Activity
Among the entries below, please show each line that carries the word "selected".

(Beginning of Entries provided)

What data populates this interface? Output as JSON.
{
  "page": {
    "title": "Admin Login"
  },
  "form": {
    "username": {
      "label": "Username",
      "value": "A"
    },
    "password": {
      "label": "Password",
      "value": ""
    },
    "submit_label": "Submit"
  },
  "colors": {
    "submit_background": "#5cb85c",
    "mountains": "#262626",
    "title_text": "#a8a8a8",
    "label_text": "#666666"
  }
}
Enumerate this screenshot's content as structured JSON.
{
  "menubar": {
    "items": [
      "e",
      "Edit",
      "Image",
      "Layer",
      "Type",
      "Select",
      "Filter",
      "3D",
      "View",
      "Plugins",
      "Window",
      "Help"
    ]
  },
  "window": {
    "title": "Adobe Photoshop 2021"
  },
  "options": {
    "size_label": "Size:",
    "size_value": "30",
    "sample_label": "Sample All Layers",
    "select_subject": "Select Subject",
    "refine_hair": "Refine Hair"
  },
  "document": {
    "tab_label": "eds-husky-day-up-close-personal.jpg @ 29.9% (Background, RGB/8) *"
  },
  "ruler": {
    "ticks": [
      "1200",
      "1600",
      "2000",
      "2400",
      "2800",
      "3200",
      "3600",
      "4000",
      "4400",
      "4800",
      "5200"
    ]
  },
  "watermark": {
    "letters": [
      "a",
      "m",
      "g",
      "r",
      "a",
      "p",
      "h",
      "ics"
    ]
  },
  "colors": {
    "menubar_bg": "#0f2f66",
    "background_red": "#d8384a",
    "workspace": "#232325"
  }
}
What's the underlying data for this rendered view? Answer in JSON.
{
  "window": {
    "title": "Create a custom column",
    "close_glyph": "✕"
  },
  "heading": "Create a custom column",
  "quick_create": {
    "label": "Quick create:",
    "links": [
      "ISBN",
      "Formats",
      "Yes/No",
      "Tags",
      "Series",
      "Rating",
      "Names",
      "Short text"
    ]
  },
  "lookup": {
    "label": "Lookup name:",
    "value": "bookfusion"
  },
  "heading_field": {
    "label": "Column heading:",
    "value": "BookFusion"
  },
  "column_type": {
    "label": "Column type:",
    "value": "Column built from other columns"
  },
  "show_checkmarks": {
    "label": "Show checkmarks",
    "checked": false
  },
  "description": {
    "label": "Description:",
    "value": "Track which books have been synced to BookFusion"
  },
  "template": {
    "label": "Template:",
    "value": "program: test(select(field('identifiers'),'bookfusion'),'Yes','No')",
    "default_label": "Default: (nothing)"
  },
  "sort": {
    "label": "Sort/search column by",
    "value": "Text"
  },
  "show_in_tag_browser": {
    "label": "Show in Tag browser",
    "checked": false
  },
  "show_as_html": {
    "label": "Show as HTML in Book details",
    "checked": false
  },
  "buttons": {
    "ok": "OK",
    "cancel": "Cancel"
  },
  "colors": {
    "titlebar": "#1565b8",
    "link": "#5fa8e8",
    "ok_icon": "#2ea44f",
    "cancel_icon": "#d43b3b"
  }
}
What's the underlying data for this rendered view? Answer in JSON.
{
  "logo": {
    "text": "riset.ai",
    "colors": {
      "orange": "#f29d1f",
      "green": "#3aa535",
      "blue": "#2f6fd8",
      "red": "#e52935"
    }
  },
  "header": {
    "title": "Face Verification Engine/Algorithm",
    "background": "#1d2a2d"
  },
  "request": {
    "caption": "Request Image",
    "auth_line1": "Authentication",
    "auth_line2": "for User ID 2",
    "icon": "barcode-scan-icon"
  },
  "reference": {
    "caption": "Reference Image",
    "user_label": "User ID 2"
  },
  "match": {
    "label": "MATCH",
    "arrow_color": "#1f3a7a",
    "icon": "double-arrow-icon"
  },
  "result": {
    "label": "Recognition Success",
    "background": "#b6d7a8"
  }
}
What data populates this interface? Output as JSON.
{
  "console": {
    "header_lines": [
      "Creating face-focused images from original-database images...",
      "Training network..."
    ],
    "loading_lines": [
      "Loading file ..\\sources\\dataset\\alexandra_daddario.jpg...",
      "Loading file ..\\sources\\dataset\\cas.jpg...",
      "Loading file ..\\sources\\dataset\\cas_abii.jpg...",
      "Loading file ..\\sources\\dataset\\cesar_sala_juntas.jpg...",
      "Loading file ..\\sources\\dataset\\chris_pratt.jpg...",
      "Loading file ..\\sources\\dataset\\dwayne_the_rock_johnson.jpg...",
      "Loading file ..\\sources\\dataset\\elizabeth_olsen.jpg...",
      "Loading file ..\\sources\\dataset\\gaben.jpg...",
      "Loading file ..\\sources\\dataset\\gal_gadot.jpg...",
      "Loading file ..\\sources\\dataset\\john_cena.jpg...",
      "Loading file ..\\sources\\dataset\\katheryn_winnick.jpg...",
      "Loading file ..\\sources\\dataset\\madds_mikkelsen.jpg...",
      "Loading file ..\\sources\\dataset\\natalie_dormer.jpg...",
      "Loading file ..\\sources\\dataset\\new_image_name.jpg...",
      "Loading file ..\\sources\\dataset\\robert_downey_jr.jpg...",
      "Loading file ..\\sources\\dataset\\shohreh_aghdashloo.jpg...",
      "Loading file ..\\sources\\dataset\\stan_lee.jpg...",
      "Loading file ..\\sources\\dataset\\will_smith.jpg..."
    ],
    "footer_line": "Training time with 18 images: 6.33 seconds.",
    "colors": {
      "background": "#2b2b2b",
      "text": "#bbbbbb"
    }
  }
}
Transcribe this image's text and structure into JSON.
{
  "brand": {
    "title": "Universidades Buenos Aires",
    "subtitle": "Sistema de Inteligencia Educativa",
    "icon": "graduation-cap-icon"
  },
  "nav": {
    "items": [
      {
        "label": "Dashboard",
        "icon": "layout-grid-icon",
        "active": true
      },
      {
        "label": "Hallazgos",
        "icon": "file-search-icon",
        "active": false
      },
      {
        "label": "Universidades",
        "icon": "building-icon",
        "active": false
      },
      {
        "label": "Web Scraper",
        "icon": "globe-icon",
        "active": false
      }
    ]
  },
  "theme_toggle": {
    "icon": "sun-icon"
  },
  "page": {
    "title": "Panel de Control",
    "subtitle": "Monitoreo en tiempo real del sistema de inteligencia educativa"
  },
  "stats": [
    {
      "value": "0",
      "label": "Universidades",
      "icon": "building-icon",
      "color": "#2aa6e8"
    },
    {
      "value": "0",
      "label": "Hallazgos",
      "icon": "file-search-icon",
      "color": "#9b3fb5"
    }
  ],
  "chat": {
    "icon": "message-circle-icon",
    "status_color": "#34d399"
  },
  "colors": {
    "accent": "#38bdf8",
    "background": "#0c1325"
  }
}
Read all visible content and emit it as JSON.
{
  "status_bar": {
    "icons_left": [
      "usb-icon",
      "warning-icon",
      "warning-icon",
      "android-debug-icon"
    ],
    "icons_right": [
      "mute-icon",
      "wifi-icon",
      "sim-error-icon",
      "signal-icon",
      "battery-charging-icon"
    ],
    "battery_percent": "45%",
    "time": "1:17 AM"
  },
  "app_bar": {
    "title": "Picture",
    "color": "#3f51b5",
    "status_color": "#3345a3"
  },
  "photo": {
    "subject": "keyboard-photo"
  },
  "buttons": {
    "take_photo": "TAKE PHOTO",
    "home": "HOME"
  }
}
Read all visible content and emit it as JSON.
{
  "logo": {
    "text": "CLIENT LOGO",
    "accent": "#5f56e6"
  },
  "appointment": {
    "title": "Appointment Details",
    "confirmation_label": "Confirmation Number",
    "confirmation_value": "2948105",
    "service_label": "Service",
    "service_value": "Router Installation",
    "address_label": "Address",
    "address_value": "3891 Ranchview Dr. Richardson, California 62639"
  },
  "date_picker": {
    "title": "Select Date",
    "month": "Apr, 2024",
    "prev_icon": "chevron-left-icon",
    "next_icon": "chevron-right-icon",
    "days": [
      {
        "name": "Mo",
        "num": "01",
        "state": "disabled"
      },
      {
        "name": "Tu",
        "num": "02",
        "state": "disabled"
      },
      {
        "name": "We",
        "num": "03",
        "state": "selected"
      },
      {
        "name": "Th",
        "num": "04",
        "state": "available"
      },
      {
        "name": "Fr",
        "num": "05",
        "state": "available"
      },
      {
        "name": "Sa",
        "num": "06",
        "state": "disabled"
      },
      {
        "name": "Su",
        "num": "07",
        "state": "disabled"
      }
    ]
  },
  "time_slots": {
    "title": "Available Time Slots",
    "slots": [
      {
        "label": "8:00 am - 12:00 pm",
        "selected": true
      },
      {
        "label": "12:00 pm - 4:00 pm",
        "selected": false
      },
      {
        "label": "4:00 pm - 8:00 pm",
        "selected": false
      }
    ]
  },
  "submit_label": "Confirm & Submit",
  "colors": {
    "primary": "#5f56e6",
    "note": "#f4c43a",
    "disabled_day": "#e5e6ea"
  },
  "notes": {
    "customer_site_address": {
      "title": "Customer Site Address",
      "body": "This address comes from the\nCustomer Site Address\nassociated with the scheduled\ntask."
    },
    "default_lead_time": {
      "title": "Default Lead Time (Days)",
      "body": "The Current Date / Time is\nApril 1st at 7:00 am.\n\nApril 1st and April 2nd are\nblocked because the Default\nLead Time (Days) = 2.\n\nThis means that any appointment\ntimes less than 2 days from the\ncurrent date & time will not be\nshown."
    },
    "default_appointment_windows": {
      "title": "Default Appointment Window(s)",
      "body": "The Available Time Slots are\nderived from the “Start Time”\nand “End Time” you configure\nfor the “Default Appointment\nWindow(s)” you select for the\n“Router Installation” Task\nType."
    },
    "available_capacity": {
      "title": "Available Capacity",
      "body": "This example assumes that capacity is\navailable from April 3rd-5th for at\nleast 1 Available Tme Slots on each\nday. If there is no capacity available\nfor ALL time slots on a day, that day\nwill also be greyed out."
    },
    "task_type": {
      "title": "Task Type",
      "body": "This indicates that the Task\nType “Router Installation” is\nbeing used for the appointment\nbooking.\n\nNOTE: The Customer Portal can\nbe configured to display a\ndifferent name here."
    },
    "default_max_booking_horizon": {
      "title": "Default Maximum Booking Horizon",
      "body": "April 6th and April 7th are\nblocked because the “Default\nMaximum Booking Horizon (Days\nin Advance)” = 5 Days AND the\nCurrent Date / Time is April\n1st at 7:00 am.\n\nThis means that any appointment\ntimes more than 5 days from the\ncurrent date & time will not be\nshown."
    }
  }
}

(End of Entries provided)

Solution for this problem
        "state": "selected"
        "selected": true
        "selected": false
        "selected": false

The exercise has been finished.